They were burdened with sashweights and bags of birdshot, and their faces were masked, so that no one, seeing a graceful free gesture or a pretty face, would feel something the cat drug in. George was toying with the vague notion that maybe dancers shouldn’t be handicapped. But he didn't get very far with it before another noise in his ear radio scattered his thoughts. (pg 1)”. In the short story George had a lot of smart thoughts and idea, but his handicap stops him about thinking too much.
Each cat’s relevance to the story are different but the result of the story is similar. Pitty Sing was mentioned only in the beginning and near the end of the story. Pluto played a huge role through half of the story before his owner killed him. Pitty Sing was talked about why he was going on the trip, in the beginning, because he was important to the grandmother.
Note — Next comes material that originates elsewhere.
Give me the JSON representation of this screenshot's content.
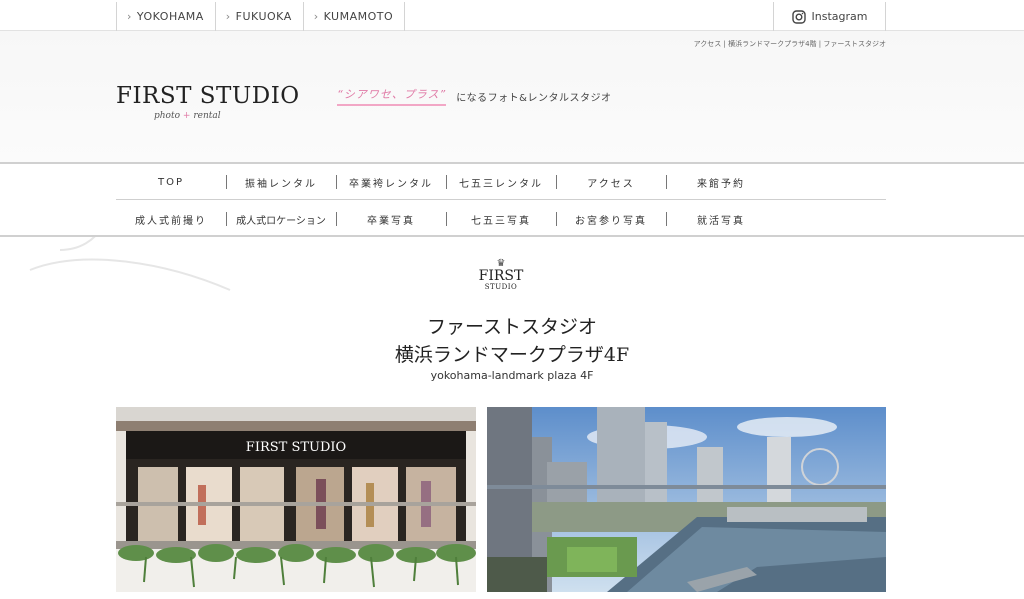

The next and last time Pitty Sing was relevant to the story was a key part, near the end, when he caused the car to flip over.
Introduction The book The Blazing Star, by Erin Hunter, is an intriguing book about two groups figuring out a prophecy and learning to work together. In the aftermath of a huge battle, the cats must figure out what the blazing star is while there is a deadly disease destroying all of the prey in the forest. With the battle leaving the two groups short many cats and the disease making prey scarce, food is getting harder to find. This literary analysis will go in-depth about how Erin Hunter developed intriguing character relations and the interesting author’s craft found in the book. This analysis will also look into how the setting affects the characters and what the theme may be.
Peter is two years older than Anne, and is much more reserved than her, at least when we first meet him. They do not initially get along, with Anne hiding playing practical jokes on him, and in general being herself. Soon enough, Peter and Anne bonded over Mouschi, Peter’s cat, because, as Anne says in Act I Scene 1,“I love cats. I have one... a darling little cat. But they made me leave it behind.” Peter’s cat reminds Anne of the life she had before they had to move into the Annex, and what she has to return to after the war.
There are several similarities between Lennie in the movie and the book, including him liking to touch anything soft and him acting like George 's child. However, there are also differences between the two, such as Lennie’s size and his mental abilities. To start, one of the main similarities between the movie and the novel is Lennie liking to touch soft things. In Weed, the town George and Lennie last worked, Lennie petted a girl’s dress and, as George says, “Well, that girl rabbits in an’ tells the law she been raped,” which resulted in them fleeing town. George yells at Lennie for keeping a dead mouse in his pocket because he wants to touch it.